- Anxiety disorders affect 5% of the household population, causing mild to severe impairment.
- Suicide accounts for 24% of all deaths among 15-24 year olds and 16% among 25-44 year olds.
- Suicide is one of the leading causes of death in both men and women from adolescence to middle age.
- The mortality rate due to suicide among men is four times the rate among women.
- Almost one half (49%) of those who feel they have suffered from depression or anxiety have never gone to see a doctor about this problem.
- It is estimated that 10-20% of Canadian youth are affected by a mental illness or disorder – the single most disabling group of disorders worldwide.
- Today, approximately 5% of male youth and 12% of female youth, age 12 to 19, have experienced a major depressive episode.
- The total number of 12-19 year olds in Canada at risk for developing depression is roughly 3.2 million.
- Once depression is recognized, help can make a difference for 80% of people who are affected, allowing them to get back to their regular activities.
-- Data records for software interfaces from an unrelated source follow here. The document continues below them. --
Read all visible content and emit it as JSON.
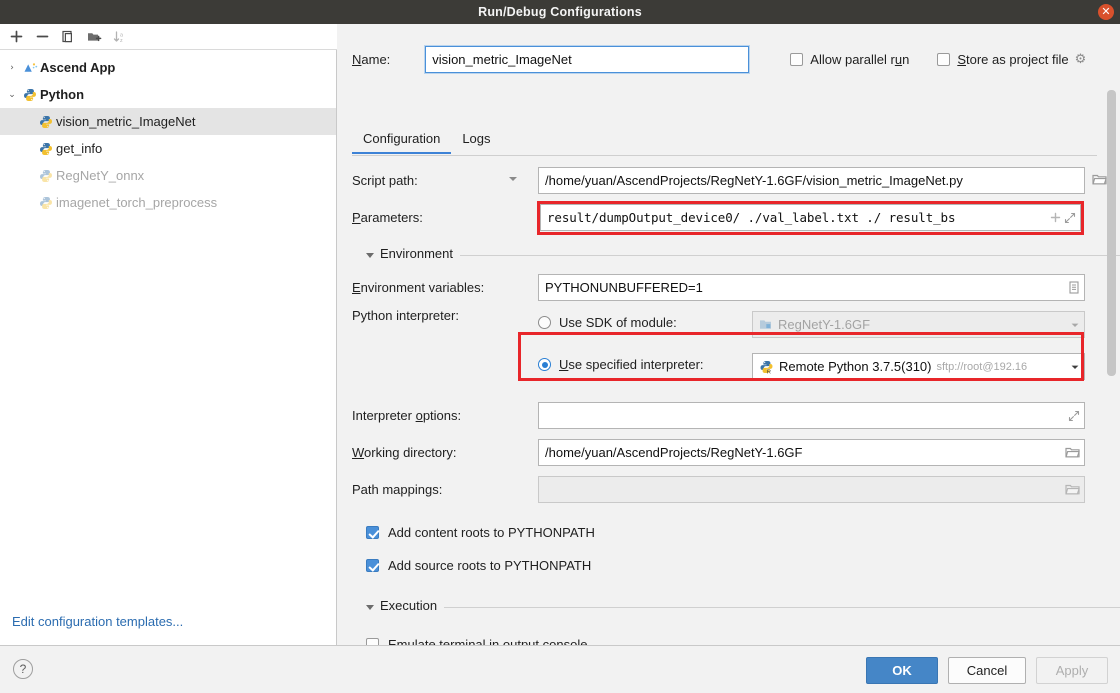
{
  "window": {
    "title": "Run/Debug Configurations",
    "close_icon": "close-icon"
  },
  "sidebar": {
    "toolbar": [
      {
        "name": "add-configuration",
        "icon": "plus-icon",
        "enabled": true
      },
      {
        "name": "remove-configuration",
        "icon": "minus-icon",
        "enabled": true
      },
      {
        "name": "copy-configuration",
        "icon": "copy-icon",
        "enabled": true
      },
      {
        "name": "move-into-folder",
        "icon": "folder-add-icon",
        "enabled": true
      },
      {
        "name": "sort-configurations",
        "icon": "sort-alpha-icon",
        "enabled": false
      }
    ],
    "tree": [
      {
        "label": "Ascend App",
        "type": "group",
        "expanded": false,
        "twisty": "›",
        "icon": "ascend-app-icon",
        "dimmed": false,
        "selected": false
      },
      {
        "label": "Python",
        "type": "group",
        "expanded": true,
        "twisty": "⌄",
        "icon": "python-icon",
        "dimmed": false,
        "selected": false
      },
      {
        "label": "vision_metric_ImageNet",
        "type": "child",
        "icon": "python-file-icon",
        "dimmed": false,
        "selected": true
      },
      {
        "label": "get_info",
        "type": "child",
        "icon": "python-file-icon",
        "dimmed": false,
        "selected": false
      },
      {
        "label": "RegNetY_onnx",
        "type": "child",
        "icon": "python-file-icon",
        "dimmed": true,
        "selected": false
      },
      {
        "label": "imagenet_torch_preprocess",
        "type": "child",
        "icon": "python-file-icon",
        "dimmed": true,
        "selected": false
      }
    ],
    "edit_templates_link": "Edit configuration templates..."
  },
  "header": {
    "name_label": "Name:",
    "name_value": "vision_metric_ImageNet",
    "allow_parallel_run_label": "Allow parallel run",
    "allow_parallel_run_checked": false,
    "store_as_project_file_label": "Store as project file",
    "store_as_project_file_checked": false,
    "gear_icon": "gear-icon"
  },
  "tabs": [
    {
      "label": "Configuration",
      "active": true
    },
    {
      "label": "Logs",
      "active": false
    }
  ],
  "form": {
    "script_path": {
      "label": "Script path:",
      "value": "/home/yuan/AscendProjects/RegNetY-1.6GF/vision_metric_ImageNet.py",
      "browse_icon": "folder-icon",
      "dropdown_icon": "chevron-down-icon"
    },
    "parameters": {
      "label": "Parameters:",
      "value": "result/dumpOutput_device0/ ./val_label.txt ./ result_bs",
      "insert_icon": "plus-icon",
      "expand_icon": "expand-icon",
      "highlighted": true
    },
    "environment_section": "Environment",
    "environment_variables": {
      "label": "Environment variables:",
      "value": "PYTHONUNBUFFERED=1",
      "edit_icon": "list-edit-icon"
    },
    "python_interpreter": {
      "label": "Python interpreter:",
      "sdk_option_label": "Use SDK of module:",
      "sdk_option_selected": false,
      "sdk_module_value": "RegNetY-1.6GF",
      "sdk_module_icon": "module-icon",
      "specified_option_label": "Use specified interpreter:",
      "specified_option_selected": true,
      "specified_value": "Remote Python 3.7.5(310)",
      "specified_hint": "sftp://root@192.16",
      "specified_icon": "remote-python-icon",
      "highlighted": true
    },
    "interpreter_options": {
      "label": "Interpreter options:",
      "value": "",
      "expand_icon": "expand-icon"
    },
    "working_directory": {
      "label": "Working directory:",
      "value": "/home/yuan/AscendProjects/RegNetY-1.6GF",
      "browse_icon": "folder-icon"
    },
    "path_mappings": {
      "label": "Path mappings:",
      "value": "",
      "browse_icon": "folder-icon",
      "disabled": true
    },
    "add_content_roots": {
      "label": "Add content roots to PYTHONPATH",
      "checked": true
    },
    "add_source_roots": {
      "label": "Add source roots to PYTHONPATH",
      "checked": true
    },
    "execution_section": "Execution",
    "emulate_terminal": {
      "label": "Emulate terminal in output console",
      "checked": false
    }
  },
  "footer": {
    "help_label": "?",
    "ok_label": "OK",
    "cancel_label": "Cancel",
    "apply_label": "Apply",
    "apply_enabled": false
  },
  "colors": {
    "titlebar_bg": "#3c3b37",
    "accent_blue": "#4586c7",
    "highlight_red": "#e8262a",
    "link_blue": "#2b6cb0"
  }
}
- Canada’s youth suicide rate is the third highest in the industrialized world (4,000 Canadians aged 15-24 die prematurely each year by suicide).
- Schizophrenia is youth’s greatest disabler as it affects an estimated 1 person in 100 in the 16 to 30 year age group.
- In Canada, only 1 out of 5 children who need mental health services receives them.
From the Mental Health Commission of Canada (MHCC) website (accessed November 2013):
- 46% of Canadians believe that mental health is used as an excuse for poor behaviour.
- Canadians experience an 11% hospital readmission rate within 30 days for mental illness.
- In any given year, one in five people in Canada experiences a mental health problem or illness, with a cost to the economy of well in excess of $50 billion.
- An estimated 25-50%of homeless people live with a mental health disorder, and homelessness can reduce a person’s life expectancy by 20 years.
- Supportive housing costs $13,000 to $18,000 per year; in comparison, traditional institutional responses like prisons and psychiatric hospitals cost $66,000 to $120,000 per year.
Mental Health Web Resources
The 2012-2013 Annual Report: www.cmha.ca/news/cmhas-2012-13-annual-report/#.Un2kSFDOkxE
The Mental Health Strategy for Canada: www.mentalhealthcommission.ca/English/node/724?terminitial=39